**AIM OF THE EXERCISE:**
Look through the entries that follow and count the lines with the word "title". The reply is that number alone.

[Items from an interface collection]
[Start of Attachment]

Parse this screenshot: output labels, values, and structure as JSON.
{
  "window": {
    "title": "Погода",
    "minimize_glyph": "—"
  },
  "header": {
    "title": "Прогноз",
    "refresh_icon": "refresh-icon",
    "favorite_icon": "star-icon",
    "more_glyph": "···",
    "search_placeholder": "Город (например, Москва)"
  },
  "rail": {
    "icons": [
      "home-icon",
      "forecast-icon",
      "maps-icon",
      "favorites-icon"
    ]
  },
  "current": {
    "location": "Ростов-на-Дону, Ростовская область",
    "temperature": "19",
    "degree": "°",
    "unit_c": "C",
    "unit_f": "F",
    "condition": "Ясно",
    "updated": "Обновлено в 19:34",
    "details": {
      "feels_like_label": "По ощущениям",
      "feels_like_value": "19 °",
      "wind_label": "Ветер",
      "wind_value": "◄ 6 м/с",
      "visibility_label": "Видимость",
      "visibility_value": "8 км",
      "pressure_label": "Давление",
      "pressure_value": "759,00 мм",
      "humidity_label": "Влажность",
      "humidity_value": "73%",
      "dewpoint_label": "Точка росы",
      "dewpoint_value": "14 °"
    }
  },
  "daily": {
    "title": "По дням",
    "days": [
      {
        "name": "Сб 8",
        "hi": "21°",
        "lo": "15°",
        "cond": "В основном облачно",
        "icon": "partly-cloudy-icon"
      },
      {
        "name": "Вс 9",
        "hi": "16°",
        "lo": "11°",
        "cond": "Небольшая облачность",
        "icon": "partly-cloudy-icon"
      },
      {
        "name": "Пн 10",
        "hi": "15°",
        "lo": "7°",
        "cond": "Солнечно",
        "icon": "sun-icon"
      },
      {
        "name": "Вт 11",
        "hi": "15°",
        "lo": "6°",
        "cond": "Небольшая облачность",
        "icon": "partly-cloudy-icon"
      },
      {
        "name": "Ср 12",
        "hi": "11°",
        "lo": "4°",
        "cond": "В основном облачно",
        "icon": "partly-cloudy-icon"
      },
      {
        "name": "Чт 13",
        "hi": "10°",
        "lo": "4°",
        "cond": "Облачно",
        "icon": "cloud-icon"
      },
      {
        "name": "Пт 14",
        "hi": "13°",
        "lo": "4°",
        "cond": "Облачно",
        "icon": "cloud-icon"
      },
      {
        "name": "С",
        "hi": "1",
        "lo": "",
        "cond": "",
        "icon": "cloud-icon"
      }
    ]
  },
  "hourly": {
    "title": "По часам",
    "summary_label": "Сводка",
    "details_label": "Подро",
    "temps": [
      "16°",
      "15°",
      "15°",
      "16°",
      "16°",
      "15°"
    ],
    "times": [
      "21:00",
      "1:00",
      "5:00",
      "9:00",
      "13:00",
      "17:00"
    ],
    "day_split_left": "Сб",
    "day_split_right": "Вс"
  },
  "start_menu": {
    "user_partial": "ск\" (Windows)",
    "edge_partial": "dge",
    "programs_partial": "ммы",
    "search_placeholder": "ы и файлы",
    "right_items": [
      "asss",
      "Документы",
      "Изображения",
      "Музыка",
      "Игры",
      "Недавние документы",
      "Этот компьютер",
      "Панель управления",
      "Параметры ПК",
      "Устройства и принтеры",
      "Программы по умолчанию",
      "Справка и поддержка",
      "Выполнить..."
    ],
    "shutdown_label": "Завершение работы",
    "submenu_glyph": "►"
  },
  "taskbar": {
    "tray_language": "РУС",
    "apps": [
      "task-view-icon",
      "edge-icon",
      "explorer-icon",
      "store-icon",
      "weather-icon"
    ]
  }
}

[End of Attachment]

**ANSWER SPACE:**
4